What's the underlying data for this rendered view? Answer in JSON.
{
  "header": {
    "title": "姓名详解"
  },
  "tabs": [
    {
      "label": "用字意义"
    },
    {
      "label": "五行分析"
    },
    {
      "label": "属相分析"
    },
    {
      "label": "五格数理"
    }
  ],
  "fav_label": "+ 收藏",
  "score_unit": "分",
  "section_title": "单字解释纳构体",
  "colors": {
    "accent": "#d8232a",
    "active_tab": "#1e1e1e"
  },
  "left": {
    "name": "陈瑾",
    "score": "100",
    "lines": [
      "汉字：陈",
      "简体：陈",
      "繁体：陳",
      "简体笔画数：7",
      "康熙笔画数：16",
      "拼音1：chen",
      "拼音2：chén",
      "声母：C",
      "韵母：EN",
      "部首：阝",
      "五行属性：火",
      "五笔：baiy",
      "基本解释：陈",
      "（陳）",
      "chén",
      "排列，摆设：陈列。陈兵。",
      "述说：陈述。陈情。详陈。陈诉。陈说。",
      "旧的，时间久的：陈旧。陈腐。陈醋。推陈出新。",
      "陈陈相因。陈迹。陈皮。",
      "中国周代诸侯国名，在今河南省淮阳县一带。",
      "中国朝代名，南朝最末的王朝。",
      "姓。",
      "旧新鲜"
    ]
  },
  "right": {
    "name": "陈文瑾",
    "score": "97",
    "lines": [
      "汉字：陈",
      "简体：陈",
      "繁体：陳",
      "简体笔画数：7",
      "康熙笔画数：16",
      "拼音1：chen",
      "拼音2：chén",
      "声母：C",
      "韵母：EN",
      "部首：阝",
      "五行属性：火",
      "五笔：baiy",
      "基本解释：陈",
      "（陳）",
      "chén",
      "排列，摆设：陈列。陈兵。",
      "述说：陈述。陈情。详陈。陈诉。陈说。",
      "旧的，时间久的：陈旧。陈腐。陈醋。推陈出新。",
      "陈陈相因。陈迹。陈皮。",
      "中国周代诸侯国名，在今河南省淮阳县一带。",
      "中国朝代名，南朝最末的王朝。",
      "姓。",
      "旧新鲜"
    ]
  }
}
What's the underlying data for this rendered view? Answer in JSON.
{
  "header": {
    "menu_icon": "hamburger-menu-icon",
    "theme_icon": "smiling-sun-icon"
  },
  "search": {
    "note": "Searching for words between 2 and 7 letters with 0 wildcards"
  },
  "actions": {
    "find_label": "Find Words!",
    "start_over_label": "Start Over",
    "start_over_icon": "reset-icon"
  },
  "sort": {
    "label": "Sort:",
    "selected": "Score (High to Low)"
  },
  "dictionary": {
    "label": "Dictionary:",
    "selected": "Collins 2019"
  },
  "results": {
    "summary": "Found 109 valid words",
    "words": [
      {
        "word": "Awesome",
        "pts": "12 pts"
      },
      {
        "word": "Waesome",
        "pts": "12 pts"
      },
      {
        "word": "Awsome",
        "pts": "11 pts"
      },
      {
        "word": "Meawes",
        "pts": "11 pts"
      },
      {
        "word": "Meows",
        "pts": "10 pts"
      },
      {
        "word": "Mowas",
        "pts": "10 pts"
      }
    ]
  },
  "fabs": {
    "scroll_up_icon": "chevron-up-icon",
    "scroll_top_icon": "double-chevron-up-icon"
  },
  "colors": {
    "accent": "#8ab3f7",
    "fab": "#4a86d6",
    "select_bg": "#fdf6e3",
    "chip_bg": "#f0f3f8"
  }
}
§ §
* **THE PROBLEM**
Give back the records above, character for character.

* **ANSWER TO THE PROBLEM**
What's the underlying data for this rendered view? Answer in JSON.
{
  "header": {
    "title": "姓名详解"
  },
  "tabs": [
    {
      "label": "用字意义"
    },
    {
      "label": "五行分析"
    },
    {
      "label": "属相分析"
    },
    {
      "label": "五格数理"
    }
  ],
  "fav_label": "+ 收藏",
  "score_unit": "分",
  "section_title": "单字解释纳构体",
  "colors": {
    "accent": "#d8232a",
    "active_tab": "#1e1e1e"
  },
  "left": {
    "name": "陈瑾",
    "score": "100",
    "lines": [
      "汉字：陈",
      "简体：陈",
      "繁体：陳",
      "简体笔画数：7",
      "康熙笔画数：16",
      "拼音1：chen",
      "拼音2：chén",
      "声母：C",
      "韵母：EN",
      "部首：阝",
      "五行属性：火",
      "五笔：baiy",
      "基本解释：陈",
      "（陳）",
      "chén",
      "排列，摆设：陈列。陈兵。",
      "述说：陈述。陈情。详陈。陈诉。陈说。",
      "旧的，时间久的：陈旧。陈腐。陈醋。推陈出新。",
      "陈陈相因。陈迹。陈皮。",
      "中国周代诸侯国名，在今河南省淮阳县一带。",
      "中国朝代名，南朝最末的王朝。",
      "姓。",
      "旧新鲜"
    ]
  },
  "right": {
    "name": "陈文瑾",
    "score": "97",
    "lines": [
      "汉字：陈",
      "简体：陈",
      "繁体：陳",
      "简体笔画数：7",
      "康熙笔画数：16",
      "拼音1：chen",
      "拼音2：chén",
      "声母：C",
      "韵母：EN",
      "部首：阝",
      "五行属性：火",
      "五笔：baiy",
      "基本解释：陈",
      "（陳）",
      "chén",
      "排列，摆设：陈列。陈兵。",
      "述说：陈述。陈情。详陈。陈诉。陈说。",
      "旧的，时间久的：陈旧。陈腐。陈醋。推陈出新。",
      "陈陈相因。陈迹。陈皮。",
      "中国周代诸侯国名，在今河南省淮阳县一带。",
      "中国朝代名，南朝最末的王朝。",
      "姓。",
      "旧新鲜"
    ]
  }
}
What's the underlying data for this rendered view? Answer in JSON.
{
  "header": {
    "menu_icon": "hamburger-menu-icon",
    "theme_icon": "smiling-sun-icon"
  },
  "search": {
    "note": "Searching for words between 2 and 7 letters with 0 wildcards"
  },
  "actions": {
    "find_label": "Find Words!",
    "start_over_label": "Start Over",
    "start_over_icon": "reset-icon"
  },
  "sort": {
    "label": "Sort:",
    "selected": "Score (High to Low)"
  },
  "dictionary": {
    "label": "Dictionary:",
    "selected": "Collins 2019"
  },
  "results": {
    "summary": "Found 109 valid words",
    "words": [
      {
        "word": "Awesome",
        "pts": "12 pts"
      },
      {
        "word": "Waesome",
        "pts": "12 pts"
      },
      {
        "word": "Awsome",
        "pts": "11 pts"
      },
      {
        "word": "Meawes",
        "pts": "11 pts"
      },
      {
        "word": "Meows",
        "pts": "10 pts"
      },
      {
        "word": "Mowas",
        "pts": "10 pts"
      }
    ]
  },
  "fabs": {
    "scroll_up_icon": "chevron-up-icon",
    "scroll_top_icon": "double-chevron-up-icon"
  },
  "colors": {
    "accent": "#8ab3f7",
    "fab": "#4a86d6",
    "select_bg": "#fdf6e3",
    "chip_bg": "#f0f3f8"
  }
}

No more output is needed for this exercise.